— Exercise —
In the data below, find each line carrying the string "現在の氏名" and copy it out.

Data records for software interfaces
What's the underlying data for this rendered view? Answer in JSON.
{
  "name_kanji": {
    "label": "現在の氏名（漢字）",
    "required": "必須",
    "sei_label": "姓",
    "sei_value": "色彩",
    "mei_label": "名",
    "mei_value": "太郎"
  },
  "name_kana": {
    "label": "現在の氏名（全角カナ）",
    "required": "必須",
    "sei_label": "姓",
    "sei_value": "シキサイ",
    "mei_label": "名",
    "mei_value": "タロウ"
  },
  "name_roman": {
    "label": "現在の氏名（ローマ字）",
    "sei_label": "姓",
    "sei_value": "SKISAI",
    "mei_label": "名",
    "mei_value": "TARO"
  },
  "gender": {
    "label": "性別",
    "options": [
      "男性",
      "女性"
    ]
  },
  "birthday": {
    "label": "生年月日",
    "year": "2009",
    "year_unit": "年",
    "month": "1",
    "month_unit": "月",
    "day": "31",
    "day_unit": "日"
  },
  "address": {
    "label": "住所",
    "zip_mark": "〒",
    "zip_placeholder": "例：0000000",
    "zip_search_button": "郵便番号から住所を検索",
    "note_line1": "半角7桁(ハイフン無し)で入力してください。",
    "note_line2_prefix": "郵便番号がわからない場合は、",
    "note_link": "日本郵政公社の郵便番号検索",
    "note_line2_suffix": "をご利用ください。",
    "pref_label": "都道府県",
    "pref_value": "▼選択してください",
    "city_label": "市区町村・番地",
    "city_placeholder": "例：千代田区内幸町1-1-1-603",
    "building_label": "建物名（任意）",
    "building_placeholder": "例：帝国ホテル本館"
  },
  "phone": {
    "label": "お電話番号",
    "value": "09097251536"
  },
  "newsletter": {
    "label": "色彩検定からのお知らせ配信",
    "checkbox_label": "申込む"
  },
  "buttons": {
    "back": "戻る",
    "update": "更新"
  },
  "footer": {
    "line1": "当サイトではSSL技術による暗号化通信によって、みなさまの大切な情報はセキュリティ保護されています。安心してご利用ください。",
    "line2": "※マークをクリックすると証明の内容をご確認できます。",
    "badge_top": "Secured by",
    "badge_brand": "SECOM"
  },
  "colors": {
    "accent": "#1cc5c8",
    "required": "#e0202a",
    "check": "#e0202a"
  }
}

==

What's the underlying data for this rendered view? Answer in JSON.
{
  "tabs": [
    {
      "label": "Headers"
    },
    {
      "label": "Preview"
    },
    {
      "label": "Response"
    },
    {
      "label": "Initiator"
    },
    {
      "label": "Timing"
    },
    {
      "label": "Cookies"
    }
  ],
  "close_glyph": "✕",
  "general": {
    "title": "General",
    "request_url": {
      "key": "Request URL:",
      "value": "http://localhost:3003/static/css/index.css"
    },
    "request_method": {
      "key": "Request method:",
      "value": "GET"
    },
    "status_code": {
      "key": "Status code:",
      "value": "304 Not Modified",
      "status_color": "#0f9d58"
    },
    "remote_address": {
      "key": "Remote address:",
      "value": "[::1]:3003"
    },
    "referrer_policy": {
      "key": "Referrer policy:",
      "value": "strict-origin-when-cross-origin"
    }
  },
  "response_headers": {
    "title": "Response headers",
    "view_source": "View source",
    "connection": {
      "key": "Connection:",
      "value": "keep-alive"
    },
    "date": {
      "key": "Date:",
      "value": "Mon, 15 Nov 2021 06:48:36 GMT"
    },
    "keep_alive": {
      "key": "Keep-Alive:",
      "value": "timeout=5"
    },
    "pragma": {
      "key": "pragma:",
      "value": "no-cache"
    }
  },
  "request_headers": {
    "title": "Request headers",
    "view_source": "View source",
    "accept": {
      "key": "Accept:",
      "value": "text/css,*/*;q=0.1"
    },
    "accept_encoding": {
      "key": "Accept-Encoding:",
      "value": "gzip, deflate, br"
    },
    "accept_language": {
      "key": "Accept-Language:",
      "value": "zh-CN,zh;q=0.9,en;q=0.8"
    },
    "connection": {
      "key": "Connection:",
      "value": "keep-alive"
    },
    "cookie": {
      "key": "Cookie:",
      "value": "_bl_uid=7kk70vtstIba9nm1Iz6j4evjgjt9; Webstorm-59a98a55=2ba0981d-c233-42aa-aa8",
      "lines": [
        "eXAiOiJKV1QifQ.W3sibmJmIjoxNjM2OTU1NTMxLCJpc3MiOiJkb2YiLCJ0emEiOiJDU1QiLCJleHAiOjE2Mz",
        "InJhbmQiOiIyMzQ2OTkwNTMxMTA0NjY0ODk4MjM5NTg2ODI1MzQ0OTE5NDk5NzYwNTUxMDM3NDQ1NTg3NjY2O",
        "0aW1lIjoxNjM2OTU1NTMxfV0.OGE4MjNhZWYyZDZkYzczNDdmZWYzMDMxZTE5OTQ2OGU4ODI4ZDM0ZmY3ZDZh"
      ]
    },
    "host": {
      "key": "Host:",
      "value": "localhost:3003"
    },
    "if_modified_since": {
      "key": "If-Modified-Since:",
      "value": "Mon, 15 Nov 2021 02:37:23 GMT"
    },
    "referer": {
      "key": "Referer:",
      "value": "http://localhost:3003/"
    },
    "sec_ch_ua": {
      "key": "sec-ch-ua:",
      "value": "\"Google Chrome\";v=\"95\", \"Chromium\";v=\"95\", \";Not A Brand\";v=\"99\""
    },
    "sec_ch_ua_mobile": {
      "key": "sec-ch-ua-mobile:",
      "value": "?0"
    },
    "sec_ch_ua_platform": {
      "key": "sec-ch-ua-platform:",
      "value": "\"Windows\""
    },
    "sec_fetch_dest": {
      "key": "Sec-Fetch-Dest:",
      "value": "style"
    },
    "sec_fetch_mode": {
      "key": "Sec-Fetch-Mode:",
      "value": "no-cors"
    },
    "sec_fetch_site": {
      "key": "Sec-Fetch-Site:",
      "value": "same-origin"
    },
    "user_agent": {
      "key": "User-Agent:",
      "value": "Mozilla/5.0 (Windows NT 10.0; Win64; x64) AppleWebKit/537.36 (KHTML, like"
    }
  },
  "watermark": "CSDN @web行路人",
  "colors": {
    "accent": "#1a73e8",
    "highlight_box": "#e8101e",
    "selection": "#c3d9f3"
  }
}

— Finished exercise —
    "label": "現在の氏名（漢字）",
    "label": "現在の氏名（全角カナ）",
    "label": "現在の氏名（ローマ字）",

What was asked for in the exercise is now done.